A new science course will change the way science is taught at Theodore Roosevelt High School in Kent by making it more about fieldwork and less about definitions.
“I hope the students learn science intrinsically,” said Chris Carman, a high school chemistry teacher at Kent Roosevelt involved in the new course. “It’s not just the high school learning community involved, it’s the Kent community itself. The more non-traditional we can make the class, the more meaningful it will be to the students.”
The science elective course will be called Environmental Science. It will be offered to juniors and seniors who don’t plan on majoring in science in college. It is aligned with the academic content standards and will be available to students this spring semester.
The class is based off an idea that students got when they participated in “ISLS 2007: Igniting Streams of Learning in Science,” which was a program developed by three professors from Kent State, The University of Akron and Hiram College.
Ten schools, including Kent Roosevelt, went and stayed at Hiram College for two weeks and worked on this innovative way of learning science concentrating on fieldwork and discussion.
“It was unlike anything we’ve ever experienced in education,” Carman said.
Funding for the ISLS program was provided by a grant from the Ohio Board of Regents, said Dennis Taylor, professor of biology at Hiram College.
“The legislature provided two more years of funding,” Taylor said. “The idea is that we will try to get kids excited about science.
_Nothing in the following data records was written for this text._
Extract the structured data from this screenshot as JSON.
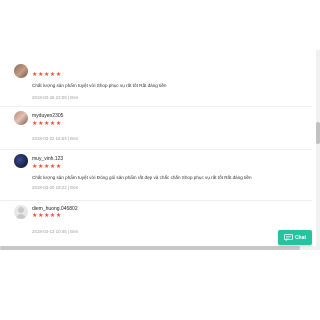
{
  "reviews": [
    {
      "author": "",
      "stars": "★★★★★",
      "comment": "Chất lượng sản phẩm tuyệt vời Shop phục vụ rất tốt Rất đáng tiền",
      "meta": "2018-03-26 22:05 | Đen"
    },
    {
      "author": "myduyen2305",
      "stars": "★★★★★",
      "comment": "",
      "meta": "2018-03-22 16:54 | Đen"
    },
    {
      "author": "muy_vinh.123",
      "stars": "★★★★★",
      "comment": "Chất lượng sản phẩm tuyệt vời Đóng gói sản phẩm rất đẹp và chắc chắn Shop phục vụ rất tốt Rất đáng tiền",
      "meta": "2018-03-20 18:22 | Đen"
    },
    {
      "author": "diem_huong.045802",
      "stars": "★★★★★",
      "comment": "",
      "meta": "2018-03-13 10:45 | Đen"
    }
  ],
  "chat": {
    "label": "Chat"
  },
  "colors": {
    "star": "#ee4d2d",
    "chat_bg": "#26c3a0"
  }
}
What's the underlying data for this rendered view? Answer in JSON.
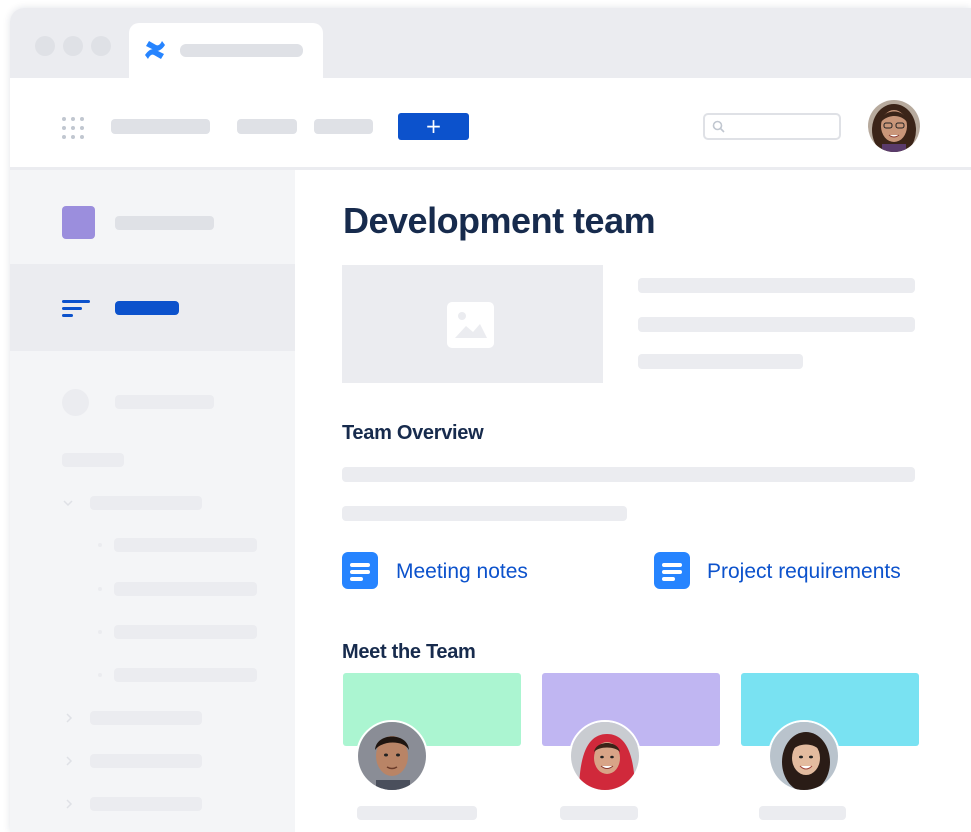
{
  "app": {
    "logo": "confluence-logo-icon"
  },
  "toolbar": {
    "plus_label": "+"
  },
  "page": {
    "title": "Development team",
    "team_overview_heading": "Team Overview",
    "meet_team_heading": "Meet the Team"
  },
  "links": [
    {
      "label": "Meeting notes",
      "icon": "document-icon"
    },
    {
      "label": "Project requirements",
      "icon": "document-icon"
    }
  ],
  "colors": {
    "brand_blue": "#0c52cc",
    "space_icon": "#9b8edd",
    "card_green": "#abf5d1",
    "card_purple": "#c0b6f2",
    "card_teal": "#79e2f2"
  }
}
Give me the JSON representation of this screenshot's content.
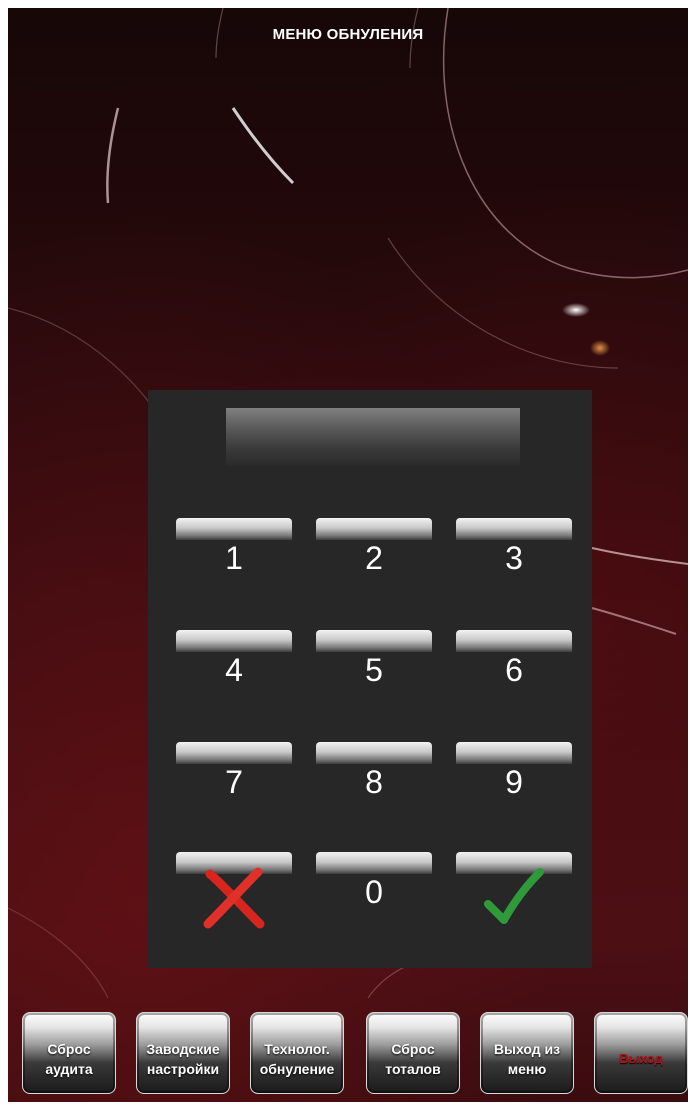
{
  "title": "МЕНЮ ОБНУЛЕНИЯ",
  "display": {
    "value": ""
  },
  "keypad": {
    "keys": [
      "1",
      "2",
      "3",
      "4",
      "5",
      "6",
      "7",
      "8",
      "9",
      "0"
    ],
    "cancel_icon": "red-x-icon",
    "confirm_icon": "green-check-icon"
  },
  "footer": {
    "buttons": [
      "Сброс\nаудита",
      "Заводские\nнастройки",
      "Технолог.\nобнуление",
      "Сброс\nтоталов",
      "Выход из\nменю",
      "Выход"
    ]
  },
  "colors": {
    "background": "#3a0c0f",
    "panel": "#272727",
    "cancel": "#d8261f",
    "confirm": "#2e9a3a",
    "exit_text": "#b21117"
  }
}
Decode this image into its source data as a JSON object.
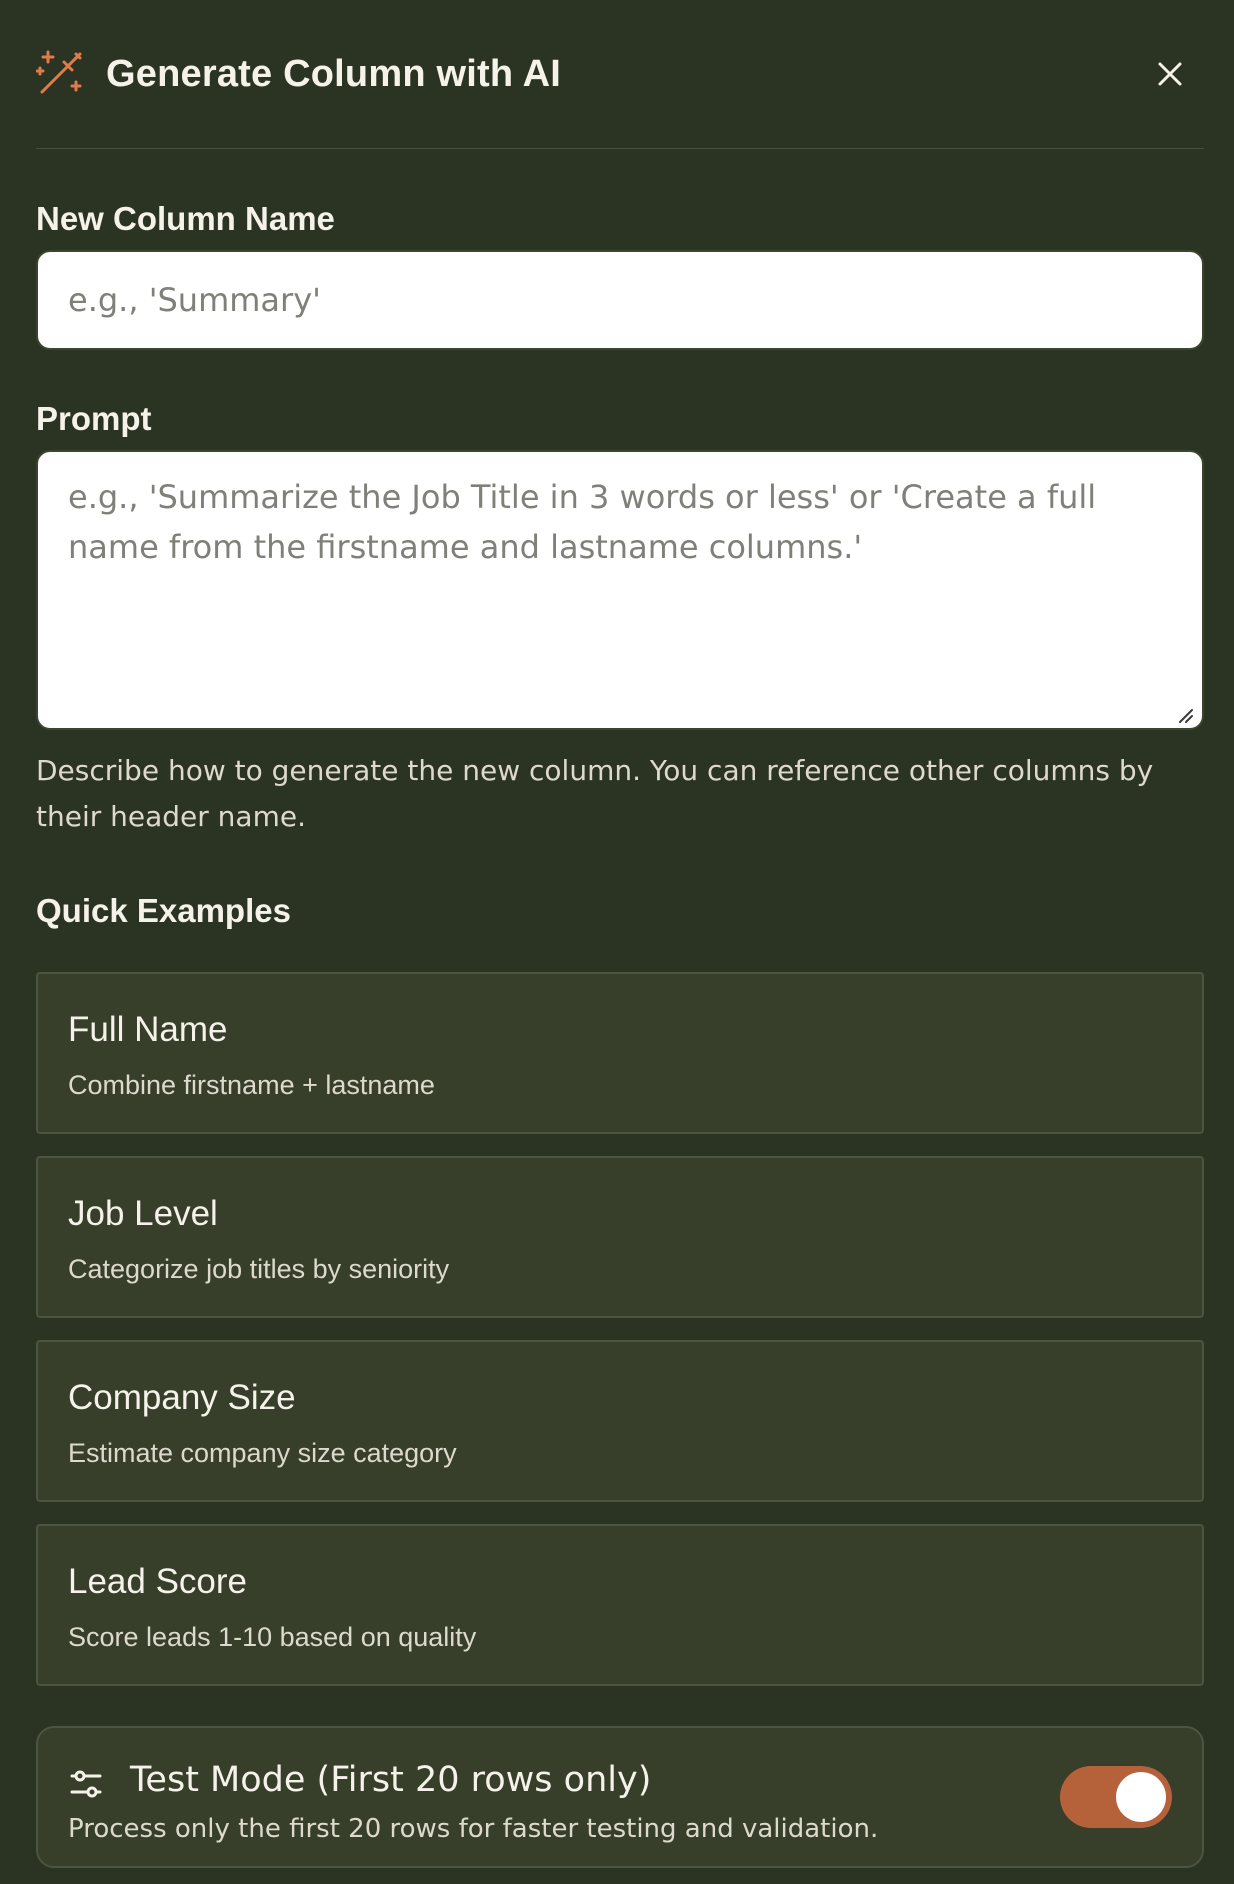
{
  "header": {
    "title": "Generate Column with AI"
  },
  "column_name": {
    "label": "New Column Name",
    "value": "",
    "placeholder": "e.g., 'Summary'"
  },
  "prompt": {
    "label": "Prompt",
    "value": "",
    "placeholder": "e.g., 'Summarize the Job Title in 3 words or less' or 'Create a full name from the firstname and lastname columns.'",
    "help_text": "Describe how to generate the new column. You can reference other columns by their header name."
  },
  "quick_examples": {
    "label": "Quick Examples",
    "items": [
      {
        "title": "Full Name",
        "description": "Combine firstname + lastname"
      },
      {
        "title": "Job Level",
        "description": "Categorize job titles by seniority"
      },
      {
        "title": "Company Size",
        "description": "Estimate company size category"
      },
      {
        "title": "Lead Score",
        "description": "Score leads 1-10 based on quality"
      }
    ]
  },
  "test_mode": {
    "title": "Test Mode (First 20 rows only)",
    "description": "Process only the first 20 rows for faster testing and validation.",
    "enabled": true
  },
  "colors": {
    "background": "#2b3322",
    "accent": "#b5623a",
    "card": "#373f2b"
  },
  "icons": {
    "header": "magic-wand-icon",
    "close": "close-icon",
    "test_mode": "sliders-icon"
  }
}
We don’t teach what science is, except by doing it.”
The students, who went to the academy at Hiram, helped put together the class by coming up with topics and making the lesson plans.
“We wanted something to impact the school and last,” Carman said. “So we decided to make a class. I gave the students the content standards, and they had to tie it in.”
Kent resident John Gwinn said he thinks students helping structure the class is a good idea.
“I think it’s a good innovative approach when students are helping structure the course with faculty supervision,” Gwinn said. “I’m optimistic. I want to get a report in two years to see how it is doing.”
The class is broken down into nine modules that were each designed by one of the students. The modules include pollution, global warming, ethics and independent community interaction.
“We don’t want people just striving towards the good grade,” said Sarah Jackson, student and one of the creators of the class. “It’s not really realistic to real-life problems. We want to develop responsibility in a broader sense — in the global sense.”
The class will focus on fieldwork, reflection, keeping a journal, cooperative learning and alternative assessments.
“The goal is to get rid of standardized science tests,” Carman said as the students erupted in applause. “Most students actively choose not to participate because we’ve made it so students have no active involvement.”
Carman said the class will hopefully have some additional funding. They are currently applying for grants from several organizations, including the Kent Environmental Council.
“If we don’t get the grants we are limited,” Carman said.
Some Kent residents said they are excited about this innovative new class.
“I’m very excited,” said Ann Ward, member of the Kent Environmental Council. “It has the potential to lead in a wide variety of ways. The community will learn about the students and the students will learn about the community.”
Contact news correspondent Emily Andrews at [email protected]